>>

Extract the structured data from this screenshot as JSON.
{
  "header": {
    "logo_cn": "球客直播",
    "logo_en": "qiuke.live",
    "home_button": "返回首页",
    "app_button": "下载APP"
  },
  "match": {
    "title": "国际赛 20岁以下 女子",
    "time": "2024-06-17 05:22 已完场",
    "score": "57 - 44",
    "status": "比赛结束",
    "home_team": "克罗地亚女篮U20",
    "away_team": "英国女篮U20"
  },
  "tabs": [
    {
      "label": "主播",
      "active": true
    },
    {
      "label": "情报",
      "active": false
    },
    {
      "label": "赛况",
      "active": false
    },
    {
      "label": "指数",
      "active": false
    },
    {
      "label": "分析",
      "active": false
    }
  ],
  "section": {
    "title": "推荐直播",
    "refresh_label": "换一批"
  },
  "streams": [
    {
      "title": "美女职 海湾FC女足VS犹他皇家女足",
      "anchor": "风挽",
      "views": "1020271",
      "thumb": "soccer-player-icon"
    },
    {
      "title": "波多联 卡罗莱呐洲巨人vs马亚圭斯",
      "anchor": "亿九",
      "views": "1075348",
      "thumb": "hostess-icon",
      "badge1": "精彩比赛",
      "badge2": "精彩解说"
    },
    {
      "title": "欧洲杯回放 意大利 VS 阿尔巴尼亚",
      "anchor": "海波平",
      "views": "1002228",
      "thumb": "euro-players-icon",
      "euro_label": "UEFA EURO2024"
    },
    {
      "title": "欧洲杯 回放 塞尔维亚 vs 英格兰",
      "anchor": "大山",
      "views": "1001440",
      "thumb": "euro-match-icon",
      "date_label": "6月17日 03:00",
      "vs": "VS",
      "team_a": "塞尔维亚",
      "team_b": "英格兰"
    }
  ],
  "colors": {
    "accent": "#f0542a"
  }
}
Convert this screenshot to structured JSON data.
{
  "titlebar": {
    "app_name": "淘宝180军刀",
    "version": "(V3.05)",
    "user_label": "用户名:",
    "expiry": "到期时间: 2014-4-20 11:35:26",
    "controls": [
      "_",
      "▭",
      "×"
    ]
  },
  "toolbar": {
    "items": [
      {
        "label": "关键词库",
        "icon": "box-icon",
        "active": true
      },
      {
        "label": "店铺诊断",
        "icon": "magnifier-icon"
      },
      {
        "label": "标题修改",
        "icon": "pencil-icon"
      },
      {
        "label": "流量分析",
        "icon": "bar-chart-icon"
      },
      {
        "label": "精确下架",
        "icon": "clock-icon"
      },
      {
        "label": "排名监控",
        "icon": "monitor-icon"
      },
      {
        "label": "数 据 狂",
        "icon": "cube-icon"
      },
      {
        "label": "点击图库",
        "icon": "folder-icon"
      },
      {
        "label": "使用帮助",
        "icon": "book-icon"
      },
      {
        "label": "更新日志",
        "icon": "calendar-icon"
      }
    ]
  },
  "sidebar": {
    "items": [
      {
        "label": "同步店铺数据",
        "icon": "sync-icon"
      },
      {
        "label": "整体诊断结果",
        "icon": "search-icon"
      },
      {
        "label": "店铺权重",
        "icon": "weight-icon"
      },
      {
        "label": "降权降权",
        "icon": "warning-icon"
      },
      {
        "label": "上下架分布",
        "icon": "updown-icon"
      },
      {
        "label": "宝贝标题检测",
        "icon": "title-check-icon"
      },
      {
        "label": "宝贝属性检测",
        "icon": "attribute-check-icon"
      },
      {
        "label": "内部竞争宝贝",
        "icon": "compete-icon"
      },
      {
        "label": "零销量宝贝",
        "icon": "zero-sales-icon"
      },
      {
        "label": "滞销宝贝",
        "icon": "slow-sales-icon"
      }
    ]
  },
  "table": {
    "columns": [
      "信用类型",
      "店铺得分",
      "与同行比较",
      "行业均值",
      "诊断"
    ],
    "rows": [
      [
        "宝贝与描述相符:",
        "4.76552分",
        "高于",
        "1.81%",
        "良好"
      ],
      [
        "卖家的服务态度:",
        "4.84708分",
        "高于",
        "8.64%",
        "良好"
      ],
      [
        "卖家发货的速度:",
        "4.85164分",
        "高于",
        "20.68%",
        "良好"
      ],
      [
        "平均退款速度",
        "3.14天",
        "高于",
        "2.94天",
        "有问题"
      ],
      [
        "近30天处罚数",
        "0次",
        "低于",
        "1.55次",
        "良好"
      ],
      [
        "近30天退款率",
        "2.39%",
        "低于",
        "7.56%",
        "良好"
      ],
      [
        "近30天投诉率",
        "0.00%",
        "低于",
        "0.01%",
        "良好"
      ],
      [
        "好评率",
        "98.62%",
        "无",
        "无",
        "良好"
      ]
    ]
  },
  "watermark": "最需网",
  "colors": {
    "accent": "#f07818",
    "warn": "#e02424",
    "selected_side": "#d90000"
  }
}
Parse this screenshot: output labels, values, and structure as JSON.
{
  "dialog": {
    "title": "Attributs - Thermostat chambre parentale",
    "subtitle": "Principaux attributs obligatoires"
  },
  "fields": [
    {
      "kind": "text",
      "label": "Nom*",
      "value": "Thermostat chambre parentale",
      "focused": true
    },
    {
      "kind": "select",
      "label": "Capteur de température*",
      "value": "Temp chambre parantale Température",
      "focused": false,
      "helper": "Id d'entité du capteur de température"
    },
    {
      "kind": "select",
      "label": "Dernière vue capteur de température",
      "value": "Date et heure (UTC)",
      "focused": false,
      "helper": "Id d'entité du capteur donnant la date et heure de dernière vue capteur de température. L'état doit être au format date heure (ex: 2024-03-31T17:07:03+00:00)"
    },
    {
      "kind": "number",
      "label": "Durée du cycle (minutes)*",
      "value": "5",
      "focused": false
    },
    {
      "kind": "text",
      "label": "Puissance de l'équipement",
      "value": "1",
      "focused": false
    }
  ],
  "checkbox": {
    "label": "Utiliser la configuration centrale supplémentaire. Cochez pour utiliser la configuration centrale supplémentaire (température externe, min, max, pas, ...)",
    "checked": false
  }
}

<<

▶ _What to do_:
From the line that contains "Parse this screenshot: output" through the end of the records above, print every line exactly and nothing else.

▶ _Answer to the exercise_:
Parse this screenshot: output labels, values, and structure as JSON.
{
  "dialog": {
    "title": "Attributs - Thermostat chambre parentale",
    "subtitle": "Principaux attributs obligatoires"
  },
  "fields": [
    {
      "kind": "text",
      "label": "Nom*",
      "value": "Thermostat chambre parentale",
      "focused": true
    },
    {
      "kind": "select",
      "label": "Capteur de température*",
      "value": "Temp chambre parantale Température",
      "focused": false,
      "helper": "Id d'entité du capteur de température"
    },
    {
      "kind": "select",
      "label": "Dernière vue capteur de température",
      "value": "Date et heure (UTC)",
      "focused": false,
      "helper": "Id d'entité du capteur donnant la date et heure de dernière vue capteur de température. L'état doit être au format date heure (ex: 2024-03-31T17:07:03+00:00)"
    },
    {
      "kind": "number",
      "label": "Durée du cycle (minutes)*",
      "value": "5",
      "focused": false
    },
    {
      "kind": "text",
      "label": "Puissance de l'équipement",
      "value": "1",
      "focused": false
    }
  ],
  "checkbox": {
    "label": "Utiliser la configuration centrale supplémentaire. Cochez pour utiliser la configuration centrale supplémentaire (température externe, min, max, pas, ...)",
    "checked": false
  }
}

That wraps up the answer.